It is entirely up to the discretion of an immigration officer to revoke your status as criminally inadmissible to travel within Canada. Therefore, it is crucial you submit a complete and compelling application, to better your chances of having your application approved. These are the core things which must be included in your application for criminal rehabilitation:
You may provide copies of the following documents.
1. Copy of passport displaying name, date of birth and country of origin. Citizens of the United States may provide a copy of their driver’s license and a copy of their USA birth certificate.
2. Each court judgment made convicting you. This must show what you were charged with, the verdict and the sentence you were given.
3. A claim stating the foreign and Canadian equivalent laws you have been charged and convicted of.
4. Any other documents relating to your sentence. This could include documents from your parole or probation officer, or a documented pardon displaying your sentence has been removed from your record. This could also include documentation of completed rehabilitation programs, such as drug, alcohol or anger management classes.
You must provide originals of the following documents.
1. Criminal clearance at the Federal level from all countries you have lived in for 6 or more months in a row, since the age of 18.
2. Citizens of the United States must provide State clearance from all states which you have lived in for 6 or more months in a row, since the age of 18. US citizens also need nationwide clearance from the FBI.
3. The correct forms for an individual applying from within or from outside Canada, depending on your circumstances.
4. If you were convicted as a juvenile offender, documentation providing proof your country of origin also has unique measures for juvenile offenders.
There are a variety of supporting documents you should also include to prove you should be admissible into Canada. As mentioned, it is at the discretion of the officer to grant you access into Canada, so providing all the documentation you can is a good idea to better your chances of getting an approved application. You may want to provide documentation of a stable financial situation, a strong written statement compelling an immigration officer to believe you are rehabilitated, and any additional information you can provide to prove you are an upstanding citizen. Should you have a hard time providing any of these documents; it is wise to provide a good explanation as to why you cannot do so. The more you provide to convince an immigration officer, the better. So, in the event you cannot submit an entirely complete application, an explanation may compel the immigration officer to understand the circumstances you face.

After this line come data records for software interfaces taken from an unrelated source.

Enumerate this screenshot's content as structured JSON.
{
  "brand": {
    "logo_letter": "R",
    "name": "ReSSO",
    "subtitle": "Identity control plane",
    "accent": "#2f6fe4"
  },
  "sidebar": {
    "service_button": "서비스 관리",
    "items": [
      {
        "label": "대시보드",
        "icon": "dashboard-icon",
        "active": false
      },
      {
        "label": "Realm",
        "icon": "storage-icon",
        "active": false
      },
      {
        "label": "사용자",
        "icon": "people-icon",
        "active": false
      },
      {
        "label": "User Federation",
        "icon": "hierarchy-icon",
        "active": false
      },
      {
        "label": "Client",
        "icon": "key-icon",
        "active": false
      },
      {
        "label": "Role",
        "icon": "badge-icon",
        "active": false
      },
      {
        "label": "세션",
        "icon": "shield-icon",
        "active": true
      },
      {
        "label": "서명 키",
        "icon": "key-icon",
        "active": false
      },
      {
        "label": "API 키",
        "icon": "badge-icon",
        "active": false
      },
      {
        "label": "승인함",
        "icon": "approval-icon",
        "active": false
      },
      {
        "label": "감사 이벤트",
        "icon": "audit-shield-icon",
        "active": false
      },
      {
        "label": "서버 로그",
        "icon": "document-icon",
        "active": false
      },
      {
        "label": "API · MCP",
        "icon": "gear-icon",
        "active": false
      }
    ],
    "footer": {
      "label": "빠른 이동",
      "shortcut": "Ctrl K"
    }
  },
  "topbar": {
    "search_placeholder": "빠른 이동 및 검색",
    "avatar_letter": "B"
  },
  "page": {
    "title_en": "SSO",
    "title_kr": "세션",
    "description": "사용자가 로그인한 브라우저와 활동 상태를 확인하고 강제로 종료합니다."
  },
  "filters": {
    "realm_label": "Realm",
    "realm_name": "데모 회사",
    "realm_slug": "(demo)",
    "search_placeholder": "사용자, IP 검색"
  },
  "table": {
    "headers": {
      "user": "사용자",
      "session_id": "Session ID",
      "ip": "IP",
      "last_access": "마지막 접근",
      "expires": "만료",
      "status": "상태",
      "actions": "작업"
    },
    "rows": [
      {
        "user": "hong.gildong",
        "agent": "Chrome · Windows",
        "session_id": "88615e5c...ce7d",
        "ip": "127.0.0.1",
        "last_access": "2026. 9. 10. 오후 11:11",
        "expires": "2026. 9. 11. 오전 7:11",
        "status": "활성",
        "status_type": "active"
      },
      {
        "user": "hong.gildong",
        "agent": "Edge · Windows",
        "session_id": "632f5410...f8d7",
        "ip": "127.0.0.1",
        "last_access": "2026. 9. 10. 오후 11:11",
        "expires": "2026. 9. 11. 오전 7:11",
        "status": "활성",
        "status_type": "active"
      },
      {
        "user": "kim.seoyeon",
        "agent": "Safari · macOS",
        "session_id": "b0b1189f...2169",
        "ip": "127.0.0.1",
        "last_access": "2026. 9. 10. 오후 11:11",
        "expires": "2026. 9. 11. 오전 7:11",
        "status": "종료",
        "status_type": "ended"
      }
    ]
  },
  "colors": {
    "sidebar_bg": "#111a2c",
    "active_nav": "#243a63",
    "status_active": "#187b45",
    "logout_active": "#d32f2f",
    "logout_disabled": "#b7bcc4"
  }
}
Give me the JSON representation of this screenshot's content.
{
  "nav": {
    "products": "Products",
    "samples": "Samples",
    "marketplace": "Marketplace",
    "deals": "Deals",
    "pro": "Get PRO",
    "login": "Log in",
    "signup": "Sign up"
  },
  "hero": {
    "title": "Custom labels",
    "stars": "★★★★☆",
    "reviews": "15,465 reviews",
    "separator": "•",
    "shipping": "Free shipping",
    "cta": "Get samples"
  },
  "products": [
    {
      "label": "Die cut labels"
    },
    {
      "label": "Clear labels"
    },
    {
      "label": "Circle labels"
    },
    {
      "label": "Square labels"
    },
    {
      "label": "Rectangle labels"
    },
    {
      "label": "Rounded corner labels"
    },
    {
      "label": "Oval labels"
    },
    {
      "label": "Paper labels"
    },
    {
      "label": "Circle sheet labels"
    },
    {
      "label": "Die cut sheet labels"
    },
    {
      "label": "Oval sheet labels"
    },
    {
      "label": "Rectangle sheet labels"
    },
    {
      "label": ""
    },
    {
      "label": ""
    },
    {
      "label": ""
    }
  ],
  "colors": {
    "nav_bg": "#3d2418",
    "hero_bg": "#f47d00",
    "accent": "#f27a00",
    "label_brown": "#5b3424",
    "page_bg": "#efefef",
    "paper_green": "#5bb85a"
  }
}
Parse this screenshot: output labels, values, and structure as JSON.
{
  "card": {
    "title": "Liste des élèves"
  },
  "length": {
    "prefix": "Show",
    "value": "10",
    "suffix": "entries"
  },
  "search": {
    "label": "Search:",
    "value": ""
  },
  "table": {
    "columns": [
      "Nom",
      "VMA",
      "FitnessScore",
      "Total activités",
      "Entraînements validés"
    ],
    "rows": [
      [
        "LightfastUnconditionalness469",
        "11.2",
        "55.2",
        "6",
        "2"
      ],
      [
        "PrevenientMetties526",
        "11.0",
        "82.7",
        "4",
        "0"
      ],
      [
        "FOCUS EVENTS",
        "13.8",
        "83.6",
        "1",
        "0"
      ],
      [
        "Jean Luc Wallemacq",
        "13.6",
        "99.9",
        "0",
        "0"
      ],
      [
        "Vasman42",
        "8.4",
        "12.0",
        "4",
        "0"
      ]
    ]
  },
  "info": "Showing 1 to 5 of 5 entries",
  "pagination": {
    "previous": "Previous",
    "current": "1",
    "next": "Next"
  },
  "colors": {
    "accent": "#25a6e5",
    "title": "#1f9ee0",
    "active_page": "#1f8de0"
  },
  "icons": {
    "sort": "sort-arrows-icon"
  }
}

We better than anyone how important it is to be diligent in applying for criminal rehabilitation to ensure a positive outcome. That is why we strive to provide you with a good understanding of the process you may go through when applying for Criminal Rehabilitation. Though, we know the process is very time-sensitive, and can be very nerve wracking. So, if you have any further questions regarding your specific circumstances, or would like a helping hand through the application process, it is highly recommended that you seek out professional and experienced help before attempting to submit the application. Here, at Akrami & Associates, we work and have experience with many different immigration issues. We have helped many of our clients apply and obtain a Criminal Rehabilitation. If you believe that you may be eligible to apply, please feel free to contact Akrami & Associates at our office at 416-477-2545 for more information or if you would like to book a consultation with an immigration professional for more advice.
With Akrami & Associates, there is always a way!